Americans may have better medical infrastructure than Liberia or Sierra Leone, but we don't have a spotless record when it comes to hygiene. Just look at the response to the first confirmed case of Ebola in the United States.
It wasn't until several days after the infected man, a Liberian who was visiting the US, was admitted to a Dallas hospital that a contractor was hired to decontaminate the apartment where the patient was staying. That shows while we may know what the proper steps are to contain the disease, actually following those steps isn’t automatic.
Dr. Daniel Diekema, director of the infectious diseases division at the University of Iowa's Carver College of Medicine says there's good scientific knowledge of how to prevent transmission of Ebola.
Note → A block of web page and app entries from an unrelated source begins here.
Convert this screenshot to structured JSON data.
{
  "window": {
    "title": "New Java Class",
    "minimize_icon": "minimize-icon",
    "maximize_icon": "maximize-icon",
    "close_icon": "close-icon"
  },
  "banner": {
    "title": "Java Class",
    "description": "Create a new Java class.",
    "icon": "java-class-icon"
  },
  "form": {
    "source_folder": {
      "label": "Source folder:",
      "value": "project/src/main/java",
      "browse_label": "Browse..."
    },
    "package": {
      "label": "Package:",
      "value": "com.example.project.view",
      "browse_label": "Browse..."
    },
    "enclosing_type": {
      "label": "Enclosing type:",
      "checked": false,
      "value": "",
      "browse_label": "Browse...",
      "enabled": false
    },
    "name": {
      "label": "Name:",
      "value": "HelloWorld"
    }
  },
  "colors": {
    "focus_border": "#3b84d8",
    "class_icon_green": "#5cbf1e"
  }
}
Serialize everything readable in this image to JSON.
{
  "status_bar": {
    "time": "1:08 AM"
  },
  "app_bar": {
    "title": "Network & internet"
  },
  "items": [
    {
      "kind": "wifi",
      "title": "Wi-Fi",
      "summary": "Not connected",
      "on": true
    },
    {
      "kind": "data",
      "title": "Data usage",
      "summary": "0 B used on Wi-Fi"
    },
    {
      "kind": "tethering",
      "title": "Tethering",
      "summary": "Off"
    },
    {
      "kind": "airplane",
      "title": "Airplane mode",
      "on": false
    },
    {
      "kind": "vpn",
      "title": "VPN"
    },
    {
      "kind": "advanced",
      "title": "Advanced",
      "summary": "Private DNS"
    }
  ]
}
"The way this virus is transmitted is by direct contact with an infected patient or with an environment that has been contaminated with their bodily fluids, like vomit or diarrhea," Diekema explains. "So the simple approach is to use gowns, gloves and facemasks to prevent that contact with the patient’s secretions."
So what accounts for the alarm in the mass media? Diekema says one cause for confusion is that many people blur the lines between deadly diseases and highly contagious ones — which Ebola is not.
"In the case of Ebola, it is not true that it is airborne," he says. "It's not true that you can catch it just by being in the same room as an infected person. It really does require direct contact."
But Diekema still stresses the critical importance of “using the right precautions every time." Dealing with Ebola, he says, requires diligent and concerted efforts. "Every modern hospital should be able to care for an Ebola patient using the precautions that are outlined by the Centers for Disease Control and Prevention in Atlanta and the World Health Organization. The caveat is those precautions must be practiced 100 percent of the time."
He acknowledges that even highly trained doctors and nurses sometimes fail to meet that standard: "Half the time we're supposed to wash our hands, and in the busy healthcare environment, sometimes health care workers may forget to adjust their gowns appropriately.
And in the case of Ebola, he says, those small lapses can have a large effect, like in West Africa where "conditions are so difficult — hot, long shifts, fatigue sets in while caring for patients — and then even a simple mistake while you're removing a protective barrier can result in inoculating yourself."
Intense training in infection control is key, says Diekema, and "the challenge for all of us then is making sure that the precautions to prevent transmission, which we know work, are done every time.”